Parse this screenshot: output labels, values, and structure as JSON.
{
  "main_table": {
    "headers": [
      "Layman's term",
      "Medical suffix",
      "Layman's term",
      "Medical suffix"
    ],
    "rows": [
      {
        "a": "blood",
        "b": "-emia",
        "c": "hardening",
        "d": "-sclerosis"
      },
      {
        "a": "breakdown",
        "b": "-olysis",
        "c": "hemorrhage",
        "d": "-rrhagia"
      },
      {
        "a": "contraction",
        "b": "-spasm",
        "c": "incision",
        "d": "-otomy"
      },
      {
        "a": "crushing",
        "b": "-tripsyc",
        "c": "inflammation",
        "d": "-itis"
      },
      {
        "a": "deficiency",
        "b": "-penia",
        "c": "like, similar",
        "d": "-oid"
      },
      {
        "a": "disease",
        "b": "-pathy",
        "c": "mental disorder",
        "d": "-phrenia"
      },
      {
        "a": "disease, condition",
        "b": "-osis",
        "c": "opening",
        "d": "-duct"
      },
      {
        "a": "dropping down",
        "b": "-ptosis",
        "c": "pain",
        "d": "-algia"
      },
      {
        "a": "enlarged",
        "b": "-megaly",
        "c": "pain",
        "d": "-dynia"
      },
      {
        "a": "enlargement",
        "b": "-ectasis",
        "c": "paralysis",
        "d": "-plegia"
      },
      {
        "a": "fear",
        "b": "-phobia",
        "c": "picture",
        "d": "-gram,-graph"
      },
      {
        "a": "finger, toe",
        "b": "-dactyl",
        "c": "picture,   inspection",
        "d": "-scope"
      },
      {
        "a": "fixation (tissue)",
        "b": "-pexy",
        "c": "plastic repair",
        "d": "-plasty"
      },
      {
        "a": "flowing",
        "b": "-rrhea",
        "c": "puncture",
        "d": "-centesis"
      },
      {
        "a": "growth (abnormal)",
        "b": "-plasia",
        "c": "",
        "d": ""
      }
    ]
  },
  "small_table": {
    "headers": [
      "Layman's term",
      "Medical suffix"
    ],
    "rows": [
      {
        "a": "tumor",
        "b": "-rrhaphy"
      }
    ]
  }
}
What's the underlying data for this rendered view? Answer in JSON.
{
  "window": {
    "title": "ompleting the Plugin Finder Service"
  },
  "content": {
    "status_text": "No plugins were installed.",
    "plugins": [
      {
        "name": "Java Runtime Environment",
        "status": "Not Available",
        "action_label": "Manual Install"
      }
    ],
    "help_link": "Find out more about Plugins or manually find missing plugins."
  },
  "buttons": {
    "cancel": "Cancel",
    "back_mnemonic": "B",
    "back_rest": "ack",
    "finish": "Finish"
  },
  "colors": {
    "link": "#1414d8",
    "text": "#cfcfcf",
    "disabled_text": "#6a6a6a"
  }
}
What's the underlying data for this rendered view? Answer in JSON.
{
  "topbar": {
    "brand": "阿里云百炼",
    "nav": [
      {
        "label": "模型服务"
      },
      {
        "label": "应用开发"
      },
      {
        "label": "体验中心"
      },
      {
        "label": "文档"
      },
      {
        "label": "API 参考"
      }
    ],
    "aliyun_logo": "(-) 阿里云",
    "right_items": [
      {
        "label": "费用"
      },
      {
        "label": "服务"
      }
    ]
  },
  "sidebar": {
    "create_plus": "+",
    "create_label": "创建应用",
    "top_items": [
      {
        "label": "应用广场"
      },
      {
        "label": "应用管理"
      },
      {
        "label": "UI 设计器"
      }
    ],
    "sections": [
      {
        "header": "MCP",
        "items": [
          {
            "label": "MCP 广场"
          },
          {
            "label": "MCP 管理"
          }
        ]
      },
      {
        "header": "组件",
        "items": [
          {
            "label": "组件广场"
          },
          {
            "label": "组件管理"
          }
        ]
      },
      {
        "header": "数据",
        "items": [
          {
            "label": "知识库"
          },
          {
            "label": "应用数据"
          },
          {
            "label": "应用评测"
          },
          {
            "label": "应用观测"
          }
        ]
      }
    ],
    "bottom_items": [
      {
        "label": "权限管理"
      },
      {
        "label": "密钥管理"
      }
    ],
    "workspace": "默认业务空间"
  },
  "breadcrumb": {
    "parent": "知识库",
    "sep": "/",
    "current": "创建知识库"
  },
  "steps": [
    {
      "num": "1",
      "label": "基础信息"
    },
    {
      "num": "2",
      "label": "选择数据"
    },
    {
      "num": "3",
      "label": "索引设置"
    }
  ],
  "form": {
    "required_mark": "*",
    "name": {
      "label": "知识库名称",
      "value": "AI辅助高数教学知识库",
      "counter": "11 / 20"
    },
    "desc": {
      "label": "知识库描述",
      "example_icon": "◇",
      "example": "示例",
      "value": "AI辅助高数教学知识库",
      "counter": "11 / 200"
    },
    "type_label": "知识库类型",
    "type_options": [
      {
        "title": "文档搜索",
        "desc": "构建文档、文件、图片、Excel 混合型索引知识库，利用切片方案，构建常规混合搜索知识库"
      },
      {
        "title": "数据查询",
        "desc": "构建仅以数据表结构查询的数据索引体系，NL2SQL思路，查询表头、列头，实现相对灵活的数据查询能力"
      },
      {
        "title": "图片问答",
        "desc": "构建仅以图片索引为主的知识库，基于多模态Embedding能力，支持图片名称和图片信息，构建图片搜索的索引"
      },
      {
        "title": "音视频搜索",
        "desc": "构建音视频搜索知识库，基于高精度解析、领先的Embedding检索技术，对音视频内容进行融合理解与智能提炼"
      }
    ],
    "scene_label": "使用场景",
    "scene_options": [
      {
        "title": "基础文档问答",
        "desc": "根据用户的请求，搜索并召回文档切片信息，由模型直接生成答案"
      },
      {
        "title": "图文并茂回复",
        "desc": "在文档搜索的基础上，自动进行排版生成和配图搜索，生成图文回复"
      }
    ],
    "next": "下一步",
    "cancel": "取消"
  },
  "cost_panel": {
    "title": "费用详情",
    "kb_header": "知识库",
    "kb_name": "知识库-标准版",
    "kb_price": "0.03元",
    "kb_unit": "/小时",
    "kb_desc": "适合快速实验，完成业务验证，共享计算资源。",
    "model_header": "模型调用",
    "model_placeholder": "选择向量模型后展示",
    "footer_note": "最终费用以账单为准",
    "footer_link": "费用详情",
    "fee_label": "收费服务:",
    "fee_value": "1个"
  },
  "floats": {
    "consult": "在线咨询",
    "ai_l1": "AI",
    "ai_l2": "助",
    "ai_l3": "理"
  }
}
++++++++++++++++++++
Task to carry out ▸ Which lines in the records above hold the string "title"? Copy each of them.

Answer to this exercise ▸
    "title": "ompleting the Plugin Finder Service"
        "title": "文档搜索",
        "title": "数据查询",
        "title": "图片问答",
        "title": "音视频搜索",
        "title": "基础文档问答",
        "title": "图文并茂回复",
    "title": "费用详情",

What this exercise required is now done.